Anyone who read the saga shouldn’t be surprised by this seemingly random diversity: Humans are not native to the Continent. They aren’t even native to the planet where the Continent is located, being refugees from another dimension who escaped there after ruining their original planet. Given the cultural diversity of just the Northern Kingdoms, it is impossible that the only refugees to board the ships and cross the threshold into another world during the Conjunction would be pasty-faced Europeans.

Going Deeper

Vernet Claude-Joseph – Imaginary scene, an Italian harbor. Might as well be coastal Skellige, if you remove two parts hygiene and one part habitability.

A more careful reading of the saga and the novellas will reveal that this was not the case. for instance, the population of Skellige is depicted in the games as stereotypical white Vikings. However, the source material describes them as having a swarthy complexion common to Mediterranean peoples, while their culture is an eclectic mix of Scandinavian and Irish elements.

Beyond the continent, there are the distant lands of Ofir, Zangwebar, and Hannu, separated by vast seas or lands, mentioned in the “Bounds of Reason” and “A Shard of Ice” novellas. The names are distinctly non-European:

  • Ofir is named after Ophir, a biblical land somewhere in the vicinity of the Red Sea, which supplied the Jewish King Solomon with gold, silver, sandalwood, pearls, and other luxuries.
  • Zangwebar is named after Zanzibar, a semi-autonomous region in Tanzania. Both names are Persian in origin.
  • Finally, Hannu shares its name with an Egyptian noble serving under pharaoh Mentuhotep III circa 2000 BC.
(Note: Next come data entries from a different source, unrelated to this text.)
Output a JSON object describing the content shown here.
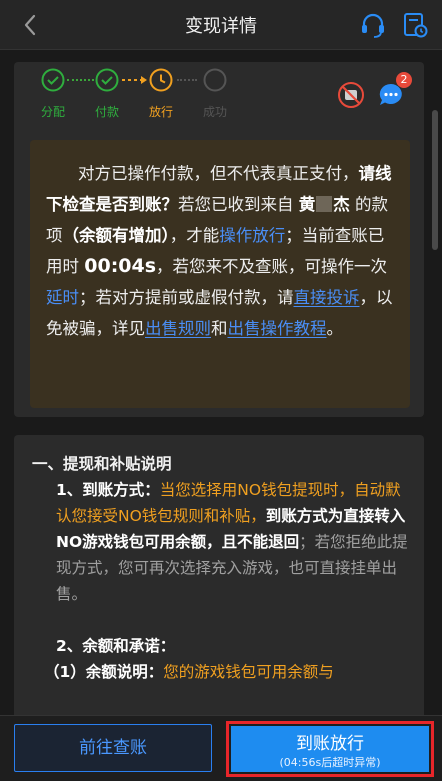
{
  "header": {
    "title": "变现详情"
  },
  "steps": [
    {
      "label": "分配",
      "state": "done",
      "color": "#2fae3e"
    },
    {
      "label": "付款",
      "state": "done",
      "color": "#2fae3e"
    },
    {
      "label": "放行",
      "state": "current",
      "color": "#f0a020"
    },
    {
      "label": "成功",
      "state": "pending",
      "color": "#555555"
    }
  ],
  "chat": {
    "badge_count": "2"
  },
  "notice": {
    "p1_a": "对方已操作付款，但不代表真正支付，",
    "p1_bold": "请线下检查是否到账？",
    "p1_b": "若您已收到来自",
    "payer_name": "黄",
    "payer_name_end": "杰",
    "p1_c": "的款项",
    "p1_bold2": "（余额有增加）",
    "p1_d": "，才能",
    "link_release": "操作放行",
    "p1_e": "；当前查账已用时",
    "elapsed": "00:04s",
    "p1_f": "，若您来不及查账，可操作一次",
    "link_delay": "延时",
    "p1_g": "；若对方提前或虚假付款，请",
    "link_complain": "直接投诉",
    "p1_h": "，以免被骗，详见",
    "link_rules": "出售规则",
    "p1_i": "和",
    "link_tutorial": "出售操作教程",
    "p1_j": "。"
  },
  "info": {
    "section1_title": "一、提现和补贴说明",
    "item1_label": "1、到账方式：",
    "item1_hl": "当您选择用NO钱包提现时，自动默认您接受NO钱包规则和补贴，",
    "item1_bold": "到账方式为直接转入NO游戏钱包可用余额，且不能退回",
    "item1_rest": "；若您拒绝此提现方式，您可再次选择充入游戏，也可直接挂单出售。",
    "item2_title": "2、余额和承诺：",
    "item2_sub_label": "（1）余额说明：",
    "item2_sub_text": "您的游戏钱包可用余额与"
  },
  "actions": {
    "goto_check": "前往查账",
    "release": "到账放行",
    "release_note": "(04:56s后超时异常)"
  },
  "colors": {
    "accent": "#1e8cf0",
    "success": "#2fae3e",
    "warning": "#f0a020",
    "highlight_border": "#e8262a"
  }
}
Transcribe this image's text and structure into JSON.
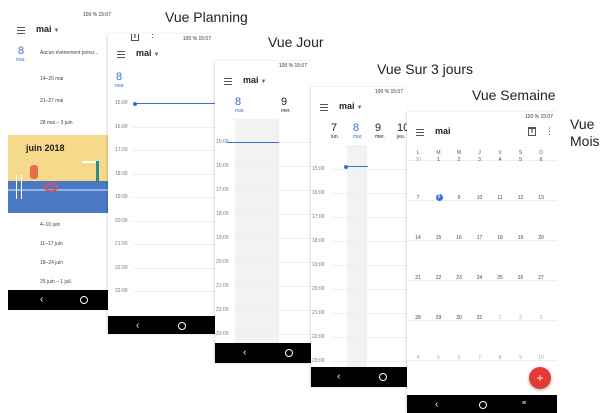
{
  "labels": {
    "planning": "Vue Planning",
    "jour": "Vue Jour",
    "trois_jours": "Vue Sur 3 jours",
    "semaine": "Vue Semaine",
    "mois": "Vue\nMois"
  },
  "status": {
    "battery": "100 %",
    "time": "15:07"
  },
  "month": "mai",
  "cal_icon_day": "8",
  "planning": {
    "day_num": "8",
    "day_name": "mar.",
    "no_event": "Aucun événement prévu...",
    "ranges": [
      "14–20 mai",
      "21–27 mai",
      "28 mai – 3 juin",
      "4–10 juin",
      "11–17 juin",
      "18–24 juin",
      "25 juin – 1 juil."
    ],
    "banner_title": "juin 2018"
  },
  "jour": {
    "day_num": "8",
    "day_name": "mar.",
    "next_num": "9",
    "next_name": "mer.",
    "hours": [
      "15:00",
      "16:00",
      "17:00",
      "18:00",
      "19:00",
      "20:00",
      "21:00",
      "22:00",
      "23:00"
    ]
  },
  "trois": {
    "days": [
      {
        "n": "8",
        "d": "mar."
      },
      {
        "n": "9",
        "d": "mer."
      }
    ],
    "hours": [
      "15:00",
      "16:00",
      "17:00",
      "18:00",
      "19:00",
      "20:00",
      "21:00",
      "22:00",
      "23:00"
    ]
  },
  "semaine": {
    "days": [
      {
        "n": "7",
        "d": "lun."
      },
      {
        "n": "8",
        "d": "mar."
      },
      {
        "n": "9",
        "d": "mer."
      },
      {
        "n": "10",
        "d": "jeu."
      }
    ],
    "hours": [
      "15:00",
      "16:00",
      "17:00",
      "18:00",
      "19:00",
      "20:00",
      "21:00",
      "22:00",
      "23:00"
    ]
  },
  "mois": {
    "headers": [
      "L",
      "M",
      "M",
      "J",
      "V",
      "S",
      "D"
    ],
    "weeks": [
      [
        "30",
        "1",
        "2",
        "3",
        "4",
        "5",
        "6"
      ],
      [
        "7",
        "8",
        "9",
        "10",
        "11",
        "12",
        "13"
      ],
      [
        "14",
        "15",
        "16",
        "17",
        "18",
        "19",
        "20"
      ],
      [
        "21",
        "22",
        "23",
        "24",
        "25",
        "26",
        "27"
      ],
      [
        "28",
        "29",
        "30",
        "31",
        "1",
        "2",
        "3"
      ],
      [
        "4",
        "5",
        "6",
        "7",
        "8",
        "9",
        "10"
      ]
    ],
    "fab": "+"
  },
  "colors": {
    "accent": "#3a6fd8",
    "fab": "#e53935"
  }
}
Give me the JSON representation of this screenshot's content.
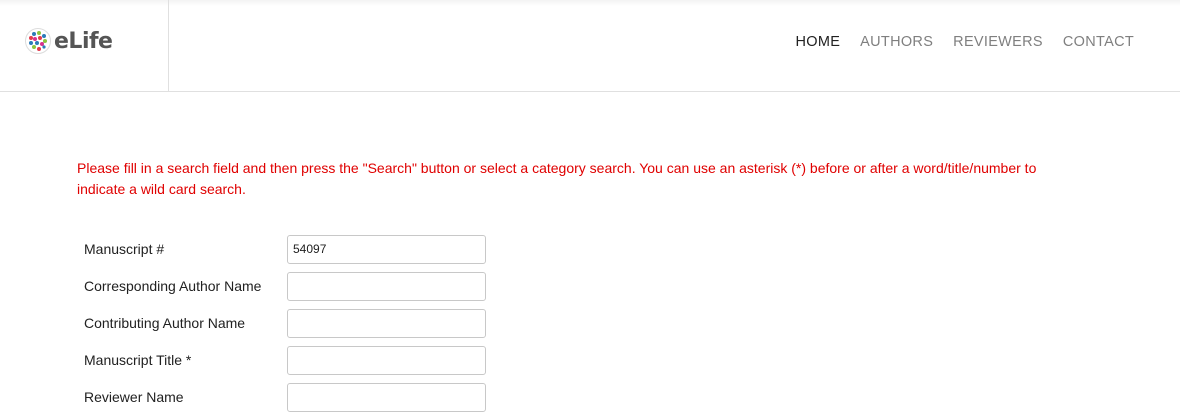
{
  "brand": {
    "name": "eLife"
  },
  "nav": {
    "items": [
      {
        "label": "HOME",
        "active": true
      },
      {
        "label": "AUTHORS",
        "active": false
      },
      {
        "label": "REVIEWERS",
        "active": false
      },
      {
        "label": "CONTACT",
        "active": false
      }
    ]
  },
  "instructions": "Please fill in a search field and then press the \"Search\" button or select a category search. You can use an asterisk (*) before or after a word/title/number to indicate a wild card search.",
  "form": {
    "fields": [
      {
        "label": "Manuscript #",
        "value": "54097"
      },
      {
        "label": "Corresponding Author Name",
        "value": ""
      },
      {
        "label": "Contributing Author Name",
        "value": ""
      },
      {
        "label": "Manuscript Title *",
        "value": ""
      },
      {
        "label": "Reviewer Name",
        "value": ""
      }
    ]
  },
  "colors": {
    "instruction_text": "#e00000",
    "nav_active": "#212121",
    "nav_inactive": "#7f7f7f"
  }
}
These countries are hardly just window dressing. All coastal realms on the Continent engage in trade with these countries, through their great port cities: Novigrad, Cidaris, Gors Velen, Pont Vanis, Lan Exeter, and Cintra (before its destruction). They are gateways, great melting pots, mixing people, goods, and cultures together. Whether it’s Cidaris filled with galleons unloading goods from half a world away to sell on the famed Sea Bazaar or Novigrad, where Zangwebarian mimosa bark is in high demand, they are places where local people will mix with foreigners of all walks of life, like in Venice, Cordoba, Lisbon, Byzantium, and other great coastal cities.

In fact, the saga shows several examples of this melting. There’s Ther Lukokian, a Zangwebar factor who resides in Novigrad. There’s also the Acherontia, a mercenary frigate from the kingdom of Kerack, prowling the Great Sea and recruiting crew all over. Leila, the dark-skinned erotic dancer from Gors Velen is another example. Even figures of speech suggest a more diverse picture than the one in most adaptations: When Nilfgaardian mages speculate on the moral standards of the Northern sorceresses, they suggest orgies with entertainment provided by troupes of black dancers – perhaps projecting the standards and make-up of their own society?


Sapkowski himself openly slammed mono-cultural fiction, where the possibilities offered by diverse, multi-cultural casts are completely ignored in favor of a single, homogeneous blob. To deny Witcher diversity, to turn it into a shallow remix of pop-cultural Slavic tropes, is tantamount to ripping out its heart.

The Continent is a vast, wonderfully diverse place that trades and interacts with a variety of similarly diverse cultures, human and otherwise. It is a place where a black Dijkstra is not an “abomination pushed by Social Justice Warriors”, but a real possibility that can help emphasize the rich lore of the Witcherverse and its myriad inspirations.

The world of Geralt, Ciri, and the Urcheon of Erlenwald deserves nothing less!

Disguised as a merchant, Dijkstra contemplates buying a special blade to stab Geralt in the face. He does hold a grudge over Thanedd.